How to complete this task: From the line containing "Parse this screenshot: output" through the last line of the listing, output each line exactly as it stands. Omit pictures.

The data:

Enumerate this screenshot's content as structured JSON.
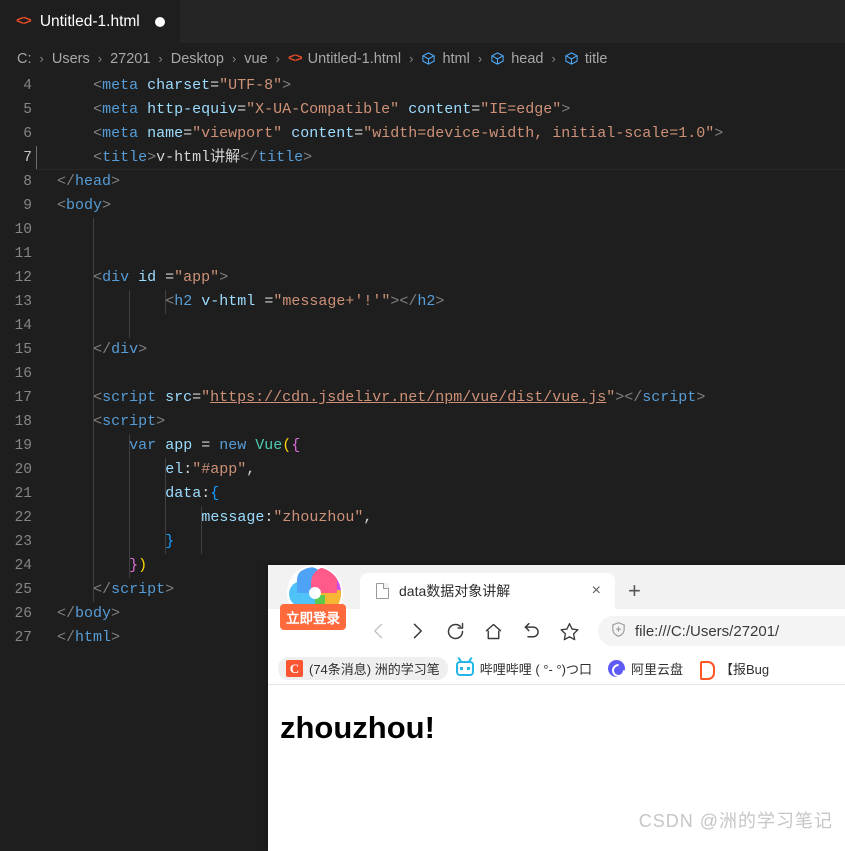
{
  "editor": {
    "tab": {
      "label": "Untitled-1.html",
      "icon": "html5-icon",
      "dirty_indicator": "unsaved-dot"
    },
    "breadcrumb": [
      {
        "label": "C:",
        "icon": ""
      },
      {
        "label": "Users",
        "icon": ""
      },
      {
        "label": "27201",
        "icon": ""
      },
      {
        "label": "Desktop",
        "icon": ""
      },
      {
        "label": "vue",
        "icon": ""
      },
      {
        "label": "Untitled-1.html",
        "icon": "html5-icon"
      },
      {
        "label": "html",
        "icon": "symbol-tag-icon"
      },
      {
        "label": "head",
        "icon": "symbol-tag-icon"
      },
      {
        "label": "title",
        "icon": "symbol-tag-icon"
      }
    ],
    "separator": "›",
    "active_line": 7,
    "lines": [
      {
        "n": "4",
        "html": "<span class='t-bracket'>&lt;</span><span class='t-tag'>meta</span> <span class='t-attr'>charset</span><span class='t-eq'>=</span><span class='t-str'>\"UTF-8\"</span><span class='t-bracket'>&gt;</span>",
        "indent": 4
      },
      {
        "n": "5",
        "html": "<span class='t-bracket'>&lt;</span><span class='t-tag'>meta</span> <span class='t-attr'>http-equiv</span><span class='t-eq'>=</span><span class='t-str'>\"X-UA-Compatible\"</span> <span class='t-attr'>content</span><span class='t-eq'>=</span><span class='t-str'>\"IE=edge\"</span><span class='t-bracket'>&gt;</span>",
        "indent": 4
      },
      {
        "n": "6",
        "html": "<span class='t-bracket'>&lt;</span><span class='t-tag'>meta</span> <span class='t-attr'>name</span><span class='t-eq'>=</span><span class='t-str'>\"viewport\"</span> <span class='t-attr'>content</span><span class='t-eq'>=</span><span class='t-str'>\"width=device-width, initial-scale=1.0\"</span><span class='t-bracket'>&gt;</span>",
        "indent": 4
      },
      {
        "n": "7",
        "html": "<span class='t-bracket'>&lt;</span><span class='t-tag'>title</span><span class='t-bracket'>&gt;</span><span class='t-plain'>v-html讲解</span><span class='t-bracket'>&lt;/</span><span class='t-tag'>title</span><span class='t-bracket'>&gt;</span>",
        "indent": 4
      },
      {
        "n": "8",
        "html": "<span class='t-bracket'>&lt;/</span><span class='t-tag'>head</span><span class='t-bracket'>&gt;</span>",
        "indent": 0
      },
      {
        "n": "9",
        "html": "<span class='t-bracket'>&lt;</span><span class='t-tag'>body</span><span class='t-bracket'>&gt;</span>",
        "indent": 0
      },
      {
        "n": "10",
        "html": "",
        "indent": 0
      },
      {
        "n": "11",
        "html": "",
        "indent": 0
      },
      {
        "n": "12",
        "html": "<span class='t-bracket'>&lt;</span><span class='t-tag'>div</span> <span class='t-attr'>id</span> <span class='t-eq'>=</span><span class='t-str'>\"app\"</span><span class='t-bracket'>&gt;</span>",
        "indent": 4
      },
      {
        "n": "13",
        "html": "<span class='t-bracket'>&lt;</span><span class='t-tag'>h2</span> <span class='t-attr'>v-html</span> <span class='t-eq'>=</span><span class='t-str'>\"message+'!'\"</span><span class='t-bracket'>&gt;</span><span class='t-bracket'>&lt;/</span><span class='t-tag'>h2</span><span class='t-bracket'>&gt;</span>",
        "indent": 12
      },
      {
        "n": "14",
        "html": "",
        "indent": 0
      },
      {
        "n": "15",
        "html": "<span class='t-bracket'>&lt;/</span><span class='t-tag'>div</span><span class='t-bracket'>&gt;</span>",
        "indent": 4
      },
      {
        "n": "16",
        "html": "",
        "indent": 0
      },
      {
        "n": "17",
        "html": "<span class='t-bracket'>&lt;</span><span class='t-tag'>script</span> <span class='t-attr'>src</span><span class='t-eq'>=</span><span class='t-str'>\"</span><span class='t-link'>https://cdn.jsdelivr.net/npm/vue/dist/vue.js</span><span class='t-str'>\"</span><span class='t-bracket'>&gt;</span><span class='t-bracket'>&lt;/</span><span class='t-tag'>script</span><span class='t-bracket'>&gt;</span>",
        "indent": 4
      },
      {
        "n": "18",
        "html": "<span class='t-bracket'>&lt;</span><span class='t-tag'>script</span><span class='t-bracket'>&gt;</span>",
        "indent": 4
      },
      {
        "n": "19",
        "html": "<span class='t-kw'>var</span> <span class='t-var'>app</span> <span class='t-punc'>=</span> <span class='t-new'>new</span> <span class='t-cls'>Vue</span><span class='t-brace1'>(</span><span class='t-brace2'>{</span>",
        "indent": 8
      },
      {
        "n": "20",
        "html": "<span class='t-prop'>el</span><span class='t-punc'>:</span><span class='t-str'>\"#app\"</span><span class='t-punc'>,</span>",
        "indent": 12
      },
      {
        "n": "21",
        "html": "<span class='t-prop'>data</span><span class='t-punc'>:</span><span class='t-brace3'>{</span>",
        "indent": 12
      },
      {
        "n": "22",
        "html": "<span class='t-prop'>message</span><span class='t-punc'>:</span><span class='t-str'>\"zhouzhou\"</span><span class='t-punc'>,</span>",
        "indent": 16
      },
      {
        "n": "23",
        "html": "<span class='t-brace3'>}</span>",
        "indent": 12
      },
      {
        "n": "24",
        "html": "<span class='t-brace2'>}</span><span class='t-brace1'>)</span>",
        "indent": 8
      },
      {
        "n": "25",
        "html": "<span class='t-bracket'>&lt;/</span><span class='t-tag'>script</span><span class='t-bracket'>&gt;</span>",
        "indent": 4
      },
      {
        "n": "26",
        "html": "<span class='t-bracket'>&lt;/</span><span class='t-tag'>body</span><span class='t-bracket'>&gt;</span>",
        "indent": 0
      },
      {
        "n": "27",
        "html": "<span class='t-bracket'>&lt;/</span><span class='t-tag'>html</span><span class='t-bracket'>&gt;</span>",
        "indent": 0
      }
    ]
  },
  "browser": {
    "login_button": "立即登录",
    "logo": "360-pinwheel-logo",
    "tab": {
      "title": "data数据对象讲解",
      "close": "×"
    },
    "new_tab": "+",
    "toolbar": {
      "back": "back-arrow-icon",
      "forward": "forward-arrow-icon",
      "reload": "reload-icon",
      "home": "home-icon",
      "undo": "undo-icon",
      "bookmark": "star-icon"
    },
    "url": "file:///C:/Users/27201/",
    "bookmarks": [
      {
        "label": "(74条消息) 洲的学习笔",
        "icon": "csdn-icon",
        "highlighted": true
      },
      {
        "label": "哔哩哔哩 ( °- °)つ口",
        "icon": "bilibili-icon",
        "highlighted": false
      },
      {
        "label": "阿里云盘",
        "icon": "aliyun-icon",
        "highlighted": false
      },
      {
        "label": "【报Bug",
        "icon": "bug-icon",
        "highlighted": false
      }
    ],
    "page": {
      "heading": "zhouzhou!"
    }
  },
  "watermark": "CSDN @洲的学习笔记",
  "colors": {
    "editor_bg": "#1e1e1e",
    "tabbar_bg": "#252526",
    "accent_html": "#e44d26",
    "accent_tag": "#519aba",
    "browser_accent": "#ff6a3d",
    "csdn_red": "#fc5531",
    "bilibili_blue": "#25b6e8",
    "aliyun_purple": "#5f5bf5"
  }
}
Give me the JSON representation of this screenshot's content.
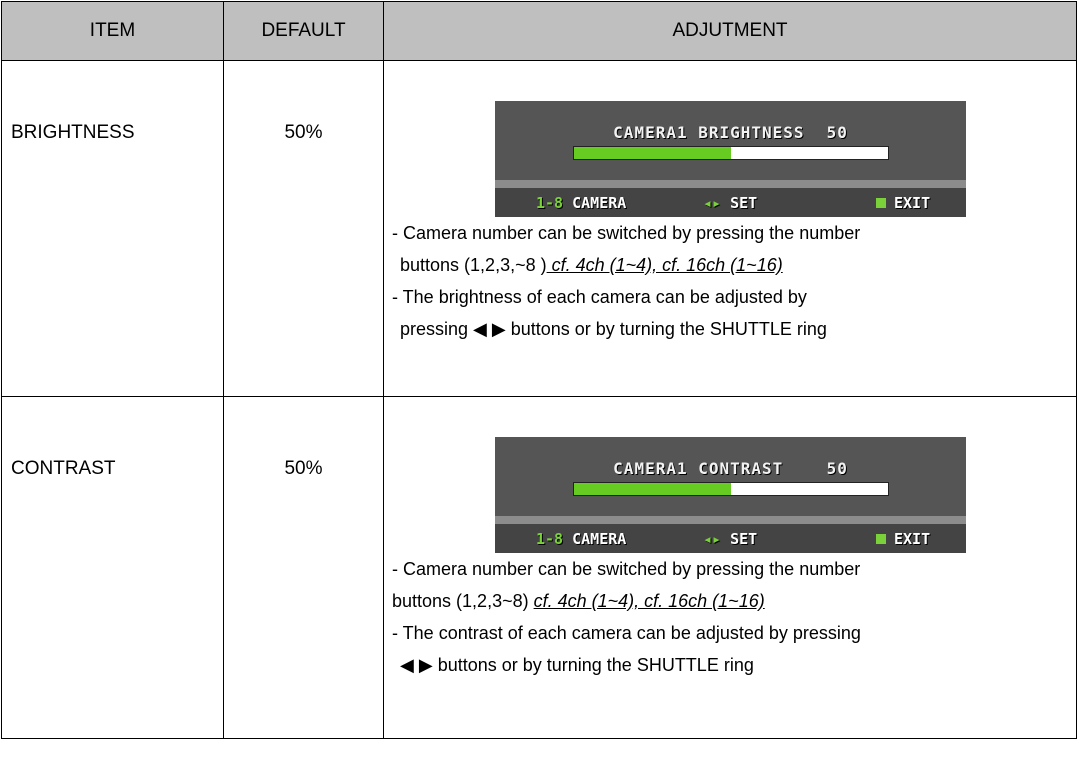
{
  "header": {
    "item": "ITEM",
    "default": "DEFAULT",
    "adjustment": "ADJUTMENT"
  },
  "rows": [
    {
      "item": "BRIGHTNESS",
      "default": "50%",
      "osd": {
        "title": "CAMERA1 BRIGHTNESS",
        "value": "50",
        "level": 0.5,
        "camera_key": "1-8",
        "camera_label": "CAMERA",
        "set_key": "◂▸",
        "set_label": "SET",
        "exit_label": "EXIT"
      },
      "desc": {
        "line1": "- Camera number can be switched by pressing the number",
        "line2_text": "buttons (1,2,3,~8 )",
        "line2_ref": " cf. 4ch (1~4), cf. 16ch (1~16)",
        "line3": "- The brightness of each camera can be adjusted by",
        "line4": "pressing ◀ ▶ buttons or by turning the SHUTTLE ring"
      }
    },
    {
      "item": "CONTRAST",
      "default": "50%",
      "osd": {
        "title": "CAMERA1 CONTRAST  ",
        "value": "50",
        "level": 0.5,
        "camera_key": "1-8",
        "camera_label": "CAMERA",
        "set_key": "◂▸",
        "set_label": "SET",
        "exit_label": "EXIT"
      },
      "desc": {
        "line1": "- Camera number can be switched by pressing the number",
        "line2_text": "buttons (1,2,3~8) ",
        "line2_ref": "cf. 4ch (1~4), cf. 16ch (1~16)",
        "line3": "- The contrast of each camera can be adjusted by pressing",
        "line4": "◀ ▶ buttons or by turning the SHUTTLE ring"
      }
    }
  ]
}
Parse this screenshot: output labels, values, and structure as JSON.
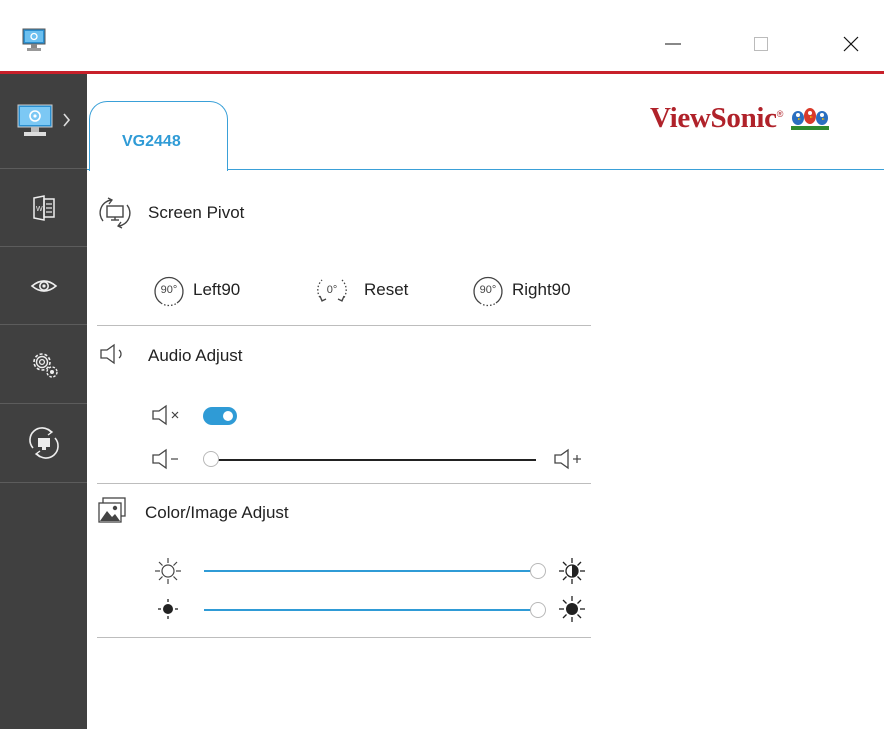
{
  "window": {
    "minimize_icon": "minimize-icon",
    "maximize_icon": "maximize-icon",
    "close_icon": "close-icon"
  },
  "sidebar": {
    "items": [
      {
        "name": "monitor-settings",
        "icon": "monitor-gear-icon"
      },
      {
        "name": "document",
        "icon": "document-icon"
      },
      {
        "name": "eye",
        "icon": "eye-icon"
      },
      {
        "name": "settings",
        "icon": "gears-icon"
      },
      {
        "name": "rotate",
        "icon": "rotate-icon"
      }
    ]
  },
  "tab": {
    "label": "VG2448"
  },
  "brand": {
    "name": "ViewSonic",
    "color": "#b0222a"
  },
  "screen_pivot": {
    "title": "Screen Pivot",
    "buttons": [
      {
        "label": "Left90",
        "icon_text": "90°"
      },
      {
        "label": "Reset",
        "icon_text": "0°"
      },
      {
        "label": "Right90",
        "icon_text": "90°"
      }
    ]
  },
  "audio": {
    "title": "Audio Adjust",
    "mute_toggle": true,
    "volume": 0
  },
  "color_image": {
    "title": "Color/Image Adjust",
    "contrast": 1.0,
    "brightness": 1.0
  },
  "colors": {
    "accent": "#2f9bd6",
    "sidebar": "#404040",
    "titlebar_line": "#c8202a"
  }
}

Output of the exercise:
Parse this screenshot: output labels, values, and structure as JSON.
{
  "window": {
    "minimize_icon": "minimize-icon",
    "maximize_icon": "maximize-icon",
    "close_icon": "close-icon"
  },
  "sidebar": {
    "items": [
      {
        "name": "monitor-settings",
        "icon": "monitor-gear-icon"
      },
      {
        "name": "document",
        "icon": "document-icon"
      },
      {
        "name": "eye",
        "icon": "eye-icon"
      },
      {
        "name": "settings",
        "icon": "gears-icon"
      },
      {
        "name": "rotate",
        "icon": "rotate-icon"
      }
    ]
  },
  "tab": {
    "label": "VG2448"
  },
  "brand": {
    "name": "ViewSonic",
    "color": "#b0222a"
  },
  "screen_pivot": {
    "title": "Screen Pivot",
    "buttons": [
      {
        "label": "Left90",
        "icon_text": "90°"
      },
      {
        "label": "Reset",
        "icon_text": "0°"
      },
      {
        "label": "Right90",
        "icon_text": "90°"
      }
    ]
  },
  "audio": {
    "title": "Audio Adjust",
    "mute_toggle": true,
    "volume": 0
  },
  "color_image": {
    "title": "Color/Image Adjust",
    "contrast": 1.0,
    "brightness": 1.0
  },
  "colors": {
    "accent": "#2f9bd6",
    "sidebar": "#404040",
    "titlebar_line": "#c8202a"
  }
}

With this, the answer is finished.